2. Case Logic The bookshelves are designed to be functional; each cabinet is 10 feet high so that Zecchi can easily reach the top shelf on a step stool. 

3. Woodwork The cherry wood gives the room a warm vibe and a traditional English feel, which complements the Dickens collection.

4. Wound Up Zecchi’s aunt and uncle had a spiral staircase. As a kid, he liked the style and so he replicated it here. “They’re space efficient and have a lot of class,” Zecchi says. 

5. Secret Passage Zecchi’s wife didn’t want him to climb the spiral stairs with boxes of books. So they built a hidden door that connects the upper loft with the rest of the house via a more typical set of stairs. 

6. Fireside In traditional English style, the hearth is built level with the floor instead of raised off the ground, which adds to the room’s warm vibe.

7. Well-Lit Years ago, Zecchi and his wife fell for this vintage 1920s chandelier while window-shopping in an antique district in Argentina. “We love the alabaster,” Zecchi says. 

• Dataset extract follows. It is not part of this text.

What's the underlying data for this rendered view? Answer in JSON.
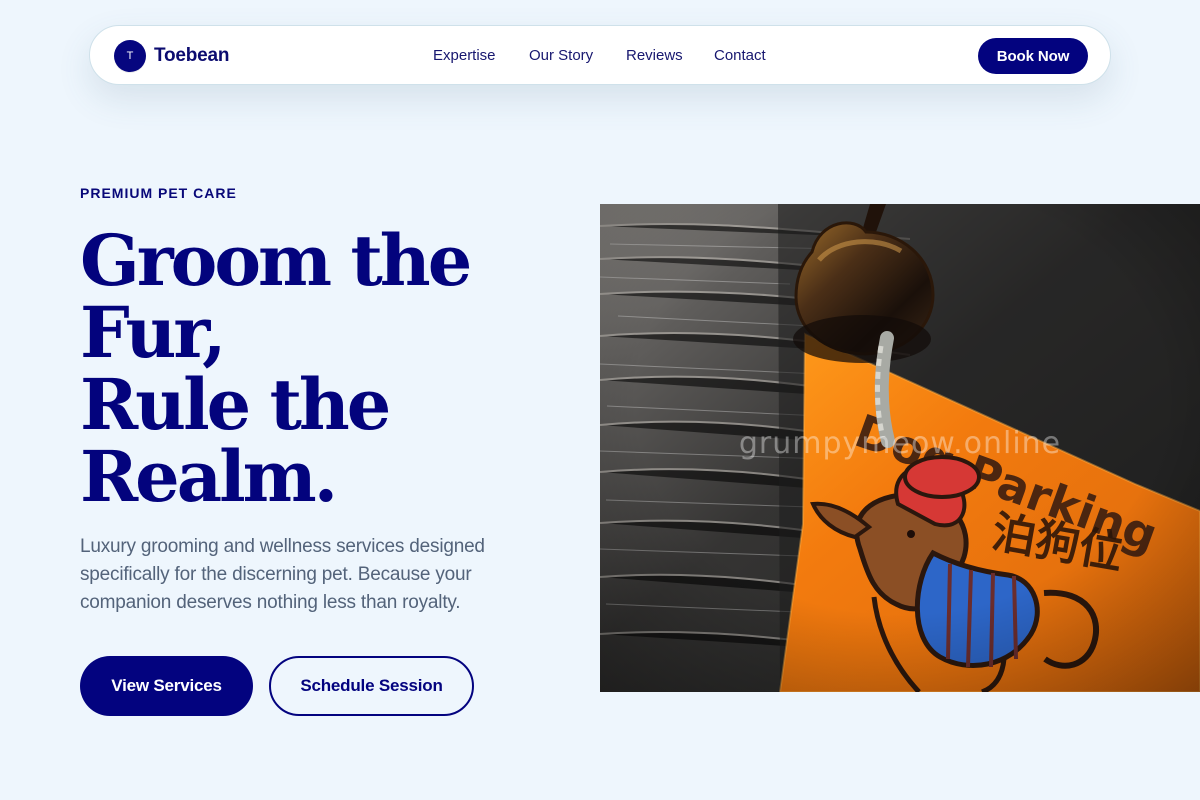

8. Life’s Work Zecchi has first editions of all of Dickens’ major works and some of his collections and minor works—around 175 pieces. But he says the real gems are two letters handwritten by Dickens.